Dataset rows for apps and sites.

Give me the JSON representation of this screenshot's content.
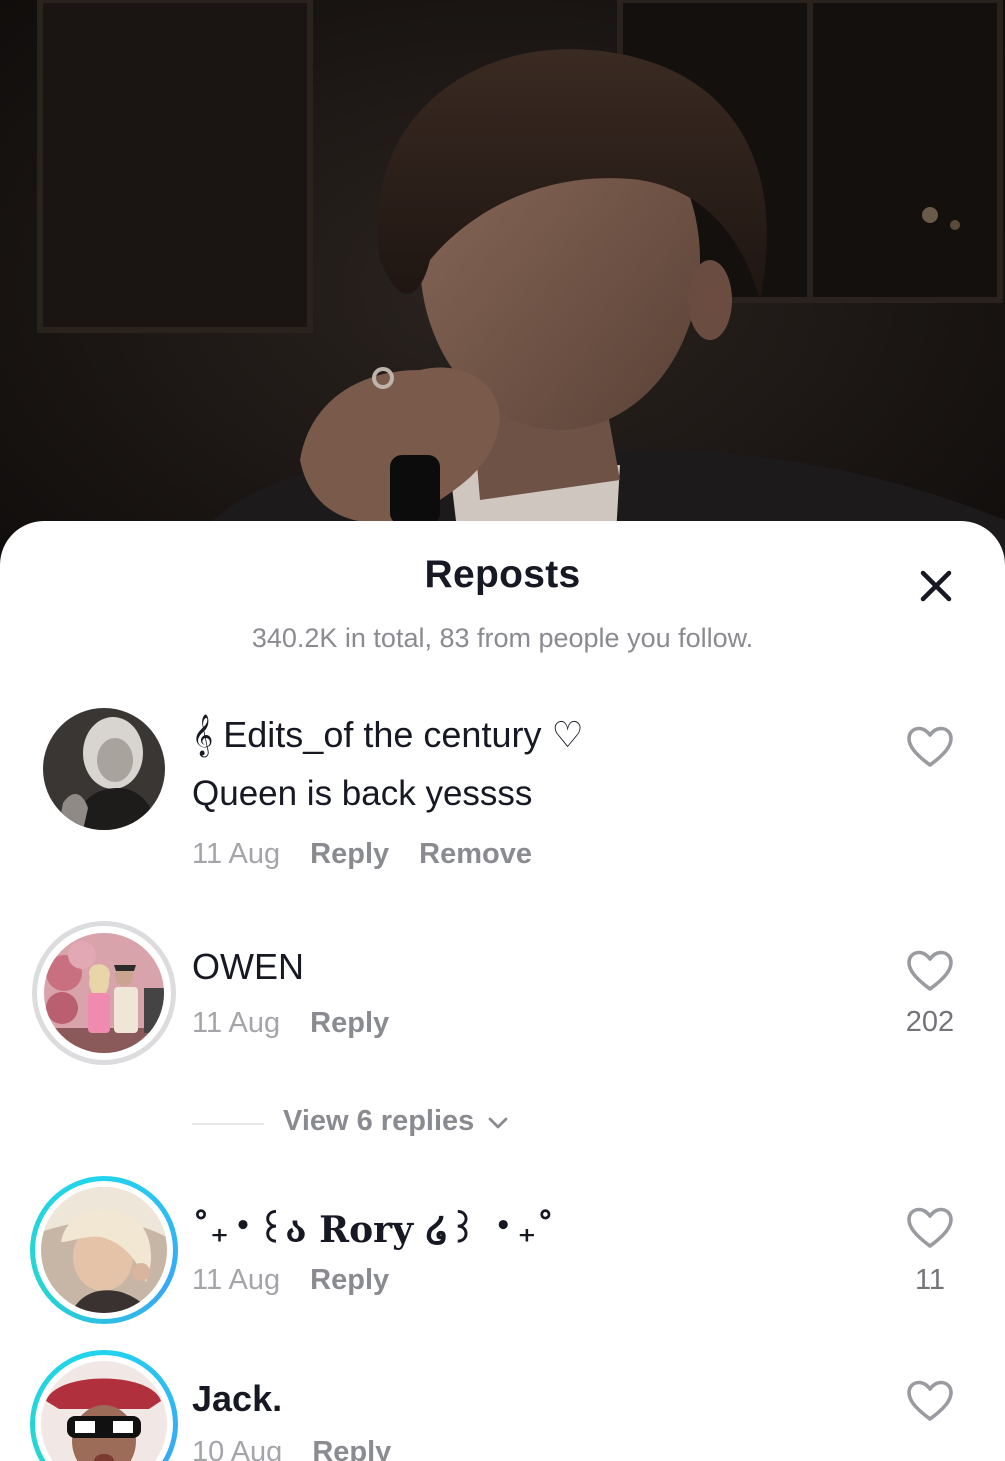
{
  "sheet": {
    "title": "Reposts",
    "subtitle": "340.2K in total, 83 from people you follow."
  },
  "comments": [
    {
      "username": "𝄞 Edits_of the century ♡",
      "text": "Queen is back yessss",
      "date": "11 Aug",
      "reply_label": "Reply",
      "remove_label": "Remove",
      "likes": ""
    },
    {
      "username": "OWEN",
      "date": "11 Aug",
      "reply_label": "Reply",
      "likes": "202"
    },
    {
      "username": "˚₊‧꒰ა Rory ໒꒱ ‧₊˚",
      "date": "11 Aug",
      "reply_label": "Reply",
      "likes": "11"
    },
    {
      "username": "Jack.",
      "date": "10 Aug",
      "reply_label": "Reply",
      "likes": ""
    }
  ],
  "view_replies_label": "View 6 replies",
  "icons": {
    "close": "close-icon",
    "like": "heart-outline-icon",
    "chevron": "chevron-down-icon"
  },
  "colors": {
    "sheet_bg": "#ffffff",
    "text_primary": "#161823",
    "text_secondary": "#8a8b91",
    "story_ring": "#22d3ee"
  }
}
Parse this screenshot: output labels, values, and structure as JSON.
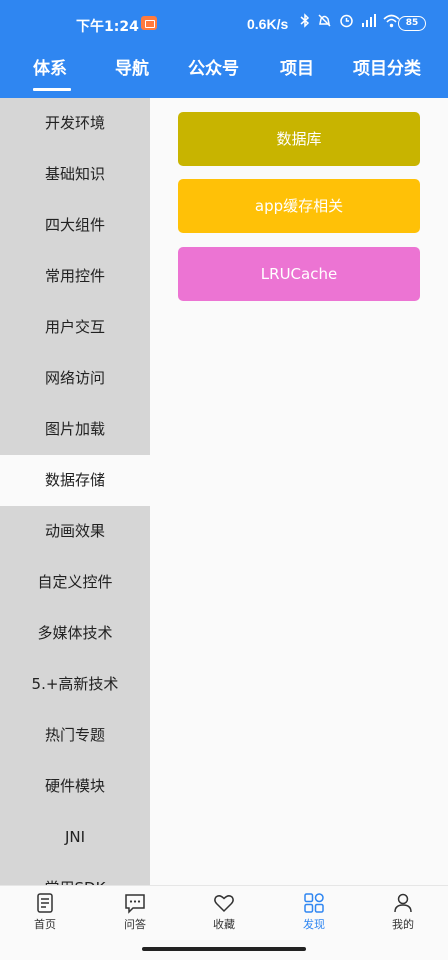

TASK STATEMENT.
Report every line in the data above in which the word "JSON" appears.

RESPONSE TO THE TASK.
Give me the JSON representation of this screenshot's content.
Parse this screenshot: output labels, values, and structure as JSON.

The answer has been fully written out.